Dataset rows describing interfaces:
++++

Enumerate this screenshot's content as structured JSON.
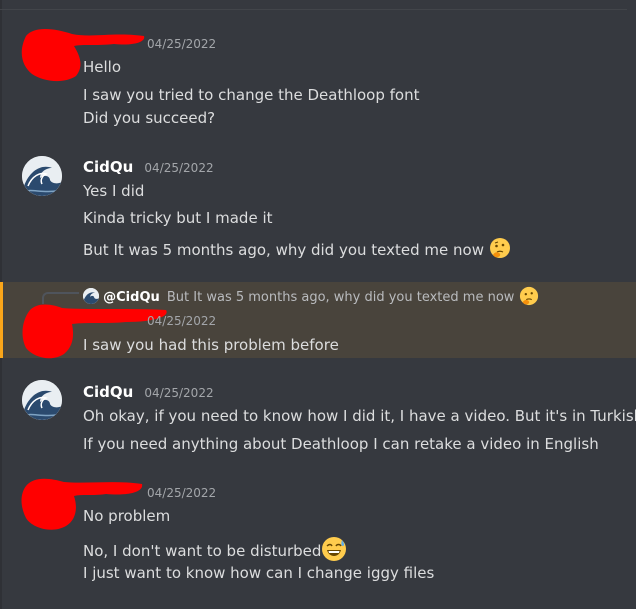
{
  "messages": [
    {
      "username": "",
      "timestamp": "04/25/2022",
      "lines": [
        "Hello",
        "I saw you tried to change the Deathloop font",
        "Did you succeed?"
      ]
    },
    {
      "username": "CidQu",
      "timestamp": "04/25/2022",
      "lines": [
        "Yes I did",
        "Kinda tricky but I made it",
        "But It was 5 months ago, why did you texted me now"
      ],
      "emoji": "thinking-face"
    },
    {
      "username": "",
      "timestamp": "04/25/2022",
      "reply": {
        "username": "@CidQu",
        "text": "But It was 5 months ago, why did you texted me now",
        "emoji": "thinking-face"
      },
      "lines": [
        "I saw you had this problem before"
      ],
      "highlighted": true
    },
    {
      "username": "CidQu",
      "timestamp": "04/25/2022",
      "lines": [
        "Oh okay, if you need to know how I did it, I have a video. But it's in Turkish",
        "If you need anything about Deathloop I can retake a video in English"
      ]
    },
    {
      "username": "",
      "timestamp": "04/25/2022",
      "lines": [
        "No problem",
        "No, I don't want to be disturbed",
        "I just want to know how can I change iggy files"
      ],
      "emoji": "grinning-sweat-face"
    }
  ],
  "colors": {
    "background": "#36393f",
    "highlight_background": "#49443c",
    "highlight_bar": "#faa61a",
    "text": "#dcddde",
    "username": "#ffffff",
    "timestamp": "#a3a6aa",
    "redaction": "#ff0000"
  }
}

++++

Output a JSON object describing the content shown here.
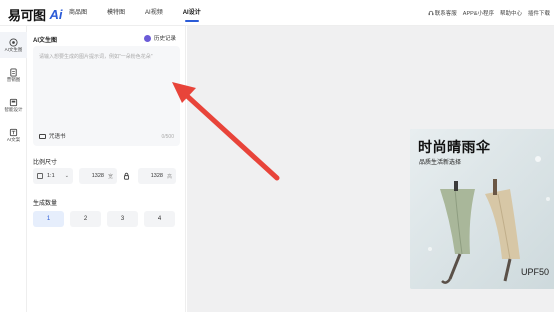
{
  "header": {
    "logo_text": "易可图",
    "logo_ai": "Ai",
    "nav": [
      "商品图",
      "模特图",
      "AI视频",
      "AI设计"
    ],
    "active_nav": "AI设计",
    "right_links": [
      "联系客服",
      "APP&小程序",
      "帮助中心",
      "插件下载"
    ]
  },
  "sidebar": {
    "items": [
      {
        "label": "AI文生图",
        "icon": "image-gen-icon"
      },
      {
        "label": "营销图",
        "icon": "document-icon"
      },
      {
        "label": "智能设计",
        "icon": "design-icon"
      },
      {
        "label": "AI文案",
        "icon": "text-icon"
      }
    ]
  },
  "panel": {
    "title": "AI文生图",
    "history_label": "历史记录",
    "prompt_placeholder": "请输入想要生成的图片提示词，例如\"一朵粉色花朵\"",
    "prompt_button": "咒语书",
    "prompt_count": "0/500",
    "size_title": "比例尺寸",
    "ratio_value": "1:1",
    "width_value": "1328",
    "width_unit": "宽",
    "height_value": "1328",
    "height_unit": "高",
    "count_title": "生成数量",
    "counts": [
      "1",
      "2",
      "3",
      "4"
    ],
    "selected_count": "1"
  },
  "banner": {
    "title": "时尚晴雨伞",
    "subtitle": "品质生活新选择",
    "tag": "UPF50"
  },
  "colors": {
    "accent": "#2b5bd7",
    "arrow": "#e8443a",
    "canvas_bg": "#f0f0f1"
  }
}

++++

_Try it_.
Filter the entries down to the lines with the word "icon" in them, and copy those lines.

_Output_.
        "icon": "image-gen-icon"
        "icon": "document-icon"
        "icon": "design-icon"
        "icon": "text-icon"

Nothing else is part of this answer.